TASK DATA below:
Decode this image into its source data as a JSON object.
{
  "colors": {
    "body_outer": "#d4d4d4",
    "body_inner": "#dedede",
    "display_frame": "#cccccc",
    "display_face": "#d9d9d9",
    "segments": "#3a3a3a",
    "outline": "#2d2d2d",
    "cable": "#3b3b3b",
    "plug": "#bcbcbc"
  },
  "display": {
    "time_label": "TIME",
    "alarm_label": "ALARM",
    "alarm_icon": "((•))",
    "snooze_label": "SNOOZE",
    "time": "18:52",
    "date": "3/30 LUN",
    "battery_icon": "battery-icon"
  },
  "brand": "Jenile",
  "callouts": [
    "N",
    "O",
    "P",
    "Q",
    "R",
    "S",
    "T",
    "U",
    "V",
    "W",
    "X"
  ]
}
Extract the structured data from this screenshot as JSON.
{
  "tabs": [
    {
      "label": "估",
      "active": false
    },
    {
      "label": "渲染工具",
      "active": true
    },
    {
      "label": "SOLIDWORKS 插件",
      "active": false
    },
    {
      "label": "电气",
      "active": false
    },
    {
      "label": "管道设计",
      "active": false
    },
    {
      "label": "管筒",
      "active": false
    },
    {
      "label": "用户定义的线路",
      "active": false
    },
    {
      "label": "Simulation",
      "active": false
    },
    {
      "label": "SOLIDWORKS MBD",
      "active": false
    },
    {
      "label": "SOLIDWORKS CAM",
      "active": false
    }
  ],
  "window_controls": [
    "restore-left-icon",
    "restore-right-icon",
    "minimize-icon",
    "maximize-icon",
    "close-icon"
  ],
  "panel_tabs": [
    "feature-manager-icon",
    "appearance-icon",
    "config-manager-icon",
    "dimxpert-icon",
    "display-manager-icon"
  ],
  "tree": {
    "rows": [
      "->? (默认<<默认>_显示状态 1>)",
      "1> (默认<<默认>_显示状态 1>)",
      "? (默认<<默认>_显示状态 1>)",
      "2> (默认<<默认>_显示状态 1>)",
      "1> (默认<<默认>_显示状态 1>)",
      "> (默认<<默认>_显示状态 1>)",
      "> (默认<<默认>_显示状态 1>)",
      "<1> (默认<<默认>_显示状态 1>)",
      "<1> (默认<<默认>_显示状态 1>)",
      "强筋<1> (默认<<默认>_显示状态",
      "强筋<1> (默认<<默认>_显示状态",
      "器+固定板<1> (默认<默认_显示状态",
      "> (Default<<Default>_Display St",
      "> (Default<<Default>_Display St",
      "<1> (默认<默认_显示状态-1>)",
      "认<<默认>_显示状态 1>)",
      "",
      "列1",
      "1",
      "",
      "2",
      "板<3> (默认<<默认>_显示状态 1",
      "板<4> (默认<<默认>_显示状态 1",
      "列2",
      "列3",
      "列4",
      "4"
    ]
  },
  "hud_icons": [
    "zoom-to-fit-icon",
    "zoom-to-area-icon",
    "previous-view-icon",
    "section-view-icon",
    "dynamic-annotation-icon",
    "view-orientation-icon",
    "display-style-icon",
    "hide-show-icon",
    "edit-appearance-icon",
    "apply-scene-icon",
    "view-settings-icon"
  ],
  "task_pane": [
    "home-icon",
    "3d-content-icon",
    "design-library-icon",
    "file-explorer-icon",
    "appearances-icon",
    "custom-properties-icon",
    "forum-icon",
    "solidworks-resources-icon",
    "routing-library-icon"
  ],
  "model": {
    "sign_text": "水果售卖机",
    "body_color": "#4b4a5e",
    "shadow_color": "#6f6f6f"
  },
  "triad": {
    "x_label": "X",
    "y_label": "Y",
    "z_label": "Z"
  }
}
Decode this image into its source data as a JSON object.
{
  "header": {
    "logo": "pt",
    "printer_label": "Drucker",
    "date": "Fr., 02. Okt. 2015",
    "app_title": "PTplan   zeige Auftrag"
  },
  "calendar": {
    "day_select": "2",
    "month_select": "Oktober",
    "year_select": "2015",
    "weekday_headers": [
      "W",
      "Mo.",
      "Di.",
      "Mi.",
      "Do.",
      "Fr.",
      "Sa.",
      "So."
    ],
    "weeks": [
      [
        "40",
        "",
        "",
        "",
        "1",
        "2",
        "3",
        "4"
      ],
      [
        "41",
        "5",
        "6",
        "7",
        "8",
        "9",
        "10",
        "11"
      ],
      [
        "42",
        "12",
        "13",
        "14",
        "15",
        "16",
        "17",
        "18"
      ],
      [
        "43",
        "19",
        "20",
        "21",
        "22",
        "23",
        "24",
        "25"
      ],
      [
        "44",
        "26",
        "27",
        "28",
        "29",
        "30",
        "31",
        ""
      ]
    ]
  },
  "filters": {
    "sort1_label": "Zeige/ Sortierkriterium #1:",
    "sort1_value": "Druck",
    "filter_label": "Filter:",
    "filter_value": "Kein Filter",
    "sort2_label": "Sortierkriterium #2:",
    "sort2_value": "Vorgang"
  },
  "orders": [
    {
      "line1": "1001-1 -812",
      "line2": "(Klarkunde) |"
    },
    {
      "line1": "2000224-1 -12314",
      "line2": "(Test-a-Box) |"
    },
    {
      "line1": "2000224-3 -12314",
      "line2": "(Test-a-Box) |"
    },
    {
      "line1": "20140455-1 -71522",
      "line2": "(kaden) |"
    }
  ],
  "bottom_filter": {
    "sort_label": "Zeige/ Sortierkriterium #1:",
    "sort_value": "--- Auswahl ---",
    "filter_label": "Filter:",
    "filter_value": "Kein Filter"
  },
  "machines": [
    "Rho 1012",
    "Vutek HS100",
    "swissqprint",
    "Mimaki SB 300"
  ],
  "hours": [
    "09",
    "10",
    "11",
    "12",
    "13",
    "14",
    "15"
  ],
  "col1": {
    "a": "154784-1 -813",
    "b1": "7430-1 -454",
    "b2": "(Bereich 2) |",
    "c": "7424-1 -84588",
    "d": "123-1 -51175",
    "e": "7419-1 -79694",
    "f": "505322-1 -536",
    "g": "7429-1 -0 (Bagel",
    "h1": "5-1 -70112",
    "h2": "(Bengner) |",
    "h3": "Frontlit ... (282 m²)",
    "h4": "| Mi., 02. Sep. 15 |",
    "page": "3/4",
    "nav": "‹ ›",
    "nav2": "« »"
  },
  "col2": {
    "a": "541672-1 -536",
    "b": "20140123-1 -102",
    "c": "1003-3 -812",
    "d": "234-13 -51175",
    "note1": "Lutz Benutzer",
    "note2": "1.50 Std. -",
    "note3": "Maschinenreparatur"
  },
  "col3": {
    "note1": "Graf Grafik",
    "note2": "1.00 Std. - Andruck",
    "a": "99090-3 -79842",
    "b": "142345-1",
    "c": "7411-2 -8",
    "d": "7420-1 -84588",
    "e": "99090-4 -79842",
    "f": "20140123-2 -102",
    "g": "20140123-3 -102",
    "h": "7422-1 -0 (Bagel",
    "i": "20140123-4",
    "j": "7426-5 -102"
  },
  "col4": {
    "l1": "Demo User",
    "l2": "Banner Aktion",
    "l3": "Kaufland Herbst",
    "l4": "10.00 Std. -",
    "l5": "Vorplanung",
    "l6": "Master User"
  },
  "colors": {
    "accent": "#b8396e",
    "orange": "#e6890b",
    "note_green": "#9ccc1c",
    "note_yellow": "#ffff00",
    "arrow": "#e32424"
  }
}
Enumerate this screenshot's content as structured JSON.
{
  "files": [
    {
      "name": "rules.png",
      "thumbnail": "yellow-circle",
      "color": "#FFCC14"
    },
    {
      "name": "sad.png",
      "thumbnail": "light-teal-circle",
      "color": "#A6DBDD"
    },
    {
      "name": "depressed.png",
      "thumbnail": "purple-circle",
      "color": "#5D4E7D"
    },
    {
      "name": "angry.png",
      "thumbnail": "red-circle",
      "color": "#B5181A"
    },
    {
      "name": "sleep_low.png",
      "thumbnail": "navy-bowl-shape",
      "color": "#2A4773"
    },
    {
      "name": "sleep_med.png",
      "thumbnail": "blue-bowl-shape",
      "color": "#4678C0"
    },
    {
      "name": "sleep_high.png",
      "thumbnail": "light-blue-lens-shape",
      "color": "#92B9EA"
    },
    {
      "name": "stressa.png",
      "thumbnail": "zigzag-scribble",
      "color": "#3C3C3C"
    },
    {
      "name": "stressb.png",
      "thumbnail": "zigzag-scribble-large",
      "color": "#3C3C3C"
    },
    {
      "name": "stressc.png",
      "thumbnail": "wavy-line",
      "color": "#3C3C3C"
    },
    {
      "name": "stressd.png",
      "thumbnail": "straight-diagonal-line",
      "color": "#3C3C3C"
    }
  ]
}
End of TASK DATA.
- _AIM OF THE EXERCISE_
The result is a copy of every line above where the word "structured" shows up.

- _RESPONSE FOR THIS EXERCISE_
Extract the structured data from this screenshot as JSON.
Enumerate this screenshot's content as structured JSON.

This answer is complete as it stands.